"Um, an ice cube is fine for me."
No cell phone yet - we'll wait for me to get there before getting those. But good news - there will apparently very possibly be several opportunities for me to tutor people in English, so that's good news for our economic situation. Perhaps said private lessons will lessen the impact of our cell phone bills.
Three weeks from tomorrow I'll be in Kikai! The plan is shaping up that I'll be in Kagoshima City at some point after Sunday and then I'll take the 5 pm ferry from there and arrive at Kikai at 4:30. In the morning. Heck, it'll be like I'm back at my night-shift job!
Praise God for His timing and His provision for my beloved while we are separated by distance but not in heart. May He bring me to her quickly!
Friday, August 05, 2005
This is a story that I heard about, actually, while listening to conservative talk radio (a bit of a guilty pleasure, I would say). So the school can't control this 5-year-old girl (!) and she's tearing the Asst. Principal's office apart. And of course, the AP can't restrain her, b/c that would bring the ACLU crashing down w/ their patented Iron Glove of Irrationality (IGI). So what do you do?
Asst. Principal: "Call the police?"
Me: "Wrong answer, but why the heck not, right?"
So the police come in, meet the little girl, handcuff her, and then lead her out to the cop car, where she has to have her feet restrained b/c she's about to break something again.

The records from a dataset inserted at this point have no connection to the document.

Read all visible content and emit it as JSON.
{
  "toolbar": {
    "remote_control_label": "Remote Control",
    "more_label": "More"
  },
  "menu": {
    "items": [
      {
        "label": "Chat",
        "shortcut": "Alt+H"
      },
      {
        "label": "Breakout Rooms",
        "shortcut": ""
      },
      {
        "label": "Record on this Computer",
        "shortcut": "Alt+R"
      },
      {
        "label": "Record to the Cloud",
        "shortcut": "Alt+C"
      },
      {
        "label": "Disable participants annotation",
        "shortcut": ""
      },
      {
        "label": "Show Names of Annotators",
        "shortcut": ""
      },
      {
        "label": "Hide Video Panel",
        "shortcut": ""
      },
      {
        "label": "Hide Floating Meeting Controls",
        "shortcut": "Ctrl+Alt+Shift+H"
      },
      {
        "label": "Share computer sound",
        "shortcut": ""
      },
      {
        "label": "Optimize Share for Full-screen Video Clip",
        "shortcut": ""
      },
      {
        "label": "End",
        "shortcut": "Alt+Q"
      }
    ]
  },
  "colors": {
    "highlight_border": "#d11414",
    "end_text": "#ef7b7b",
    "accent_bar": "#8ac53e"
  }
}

Do you think she was a little freaked out by the experience? According to her (lame) mom's (money-grubbing, slimy) attorneys, she is. The attorney "added that she's planning to file a suit. 'Our client will never be the same,' she said."
I'd say that the city should file a suit to reclaim compensation for unpaid therapy sessions. Isn't it obvious that this child was headed for a disastrous life? The police restraining her w/ irons was probably the best thing that ever happened or could have happened to her, and such therapy usually goes for $70/hour on the psychiatrist's sofa.
That's what I wanted to hear - that this little girl will never be the same. Thank God (and the St. Petersburg PD) for that!
Thursday, August 04, 2005
It's quite sad, really. My question leaving this article is this: why did this woman's family, who chose to utilise all available medical care to keep their baby alive in dire and dangerous circumstances, even bother?
An even better question is: why did the doctors and the hospital do so? Is it not a medical establishment who would be possibly legally liable if they refused to murder a baby (oops, I mean, "perform an abortion") for a woman who requested such a crime (dang it! I mean, "procedure")?
For the latter question, I can only presume that not all medical establishments are identical - some voluntarily take in the abortuary side of business and some find it repulsive. As for the family, obviously they are Roman Catholic and so would not want to murder their child (not always a necessary connection, but we'll let it go for now).
But it really speaks volumes when we comprehend that it was totally up to the family whether the baby lived or died, and the state would have done nothing to punish them had they chosen differently.
Wednesday, August 03, 2005
Tuesday, August 02, 2005
Monday, August 01, 2005
She has now been there for 5 days. It's been an up-and-down struggle for her, since she speaks little Japanese (but is learning) and doesn't really know such little things as how to operate the washing machine, what to buy at the grocery store, how to ask if the yellow-and-black spiders she sees all over the place (outside, mind you, not in the house) are dangerous. She's undergoing some culture shock, as one would well imagine, really.
The main difficulty, I would say, is that we're apart and we'll have to wait 4 weeks before we'll see each other again. Until then, long-distance is the word. The 14-hour time difference keeps things interesting, but the fact that I work at night here in the Central US makes it sometimes easier and sometimes harder than it would be for a normal person to keep in touch.
But I got my plane ticket for Japan, which is great news! It's a flight from Dallas to Osaka, leaving 25 August. So I'm excited for that. Can't wait for that, really - it means that I won't be working my hellish schedule anymore and that I'll soon be reunited with my sweet wife.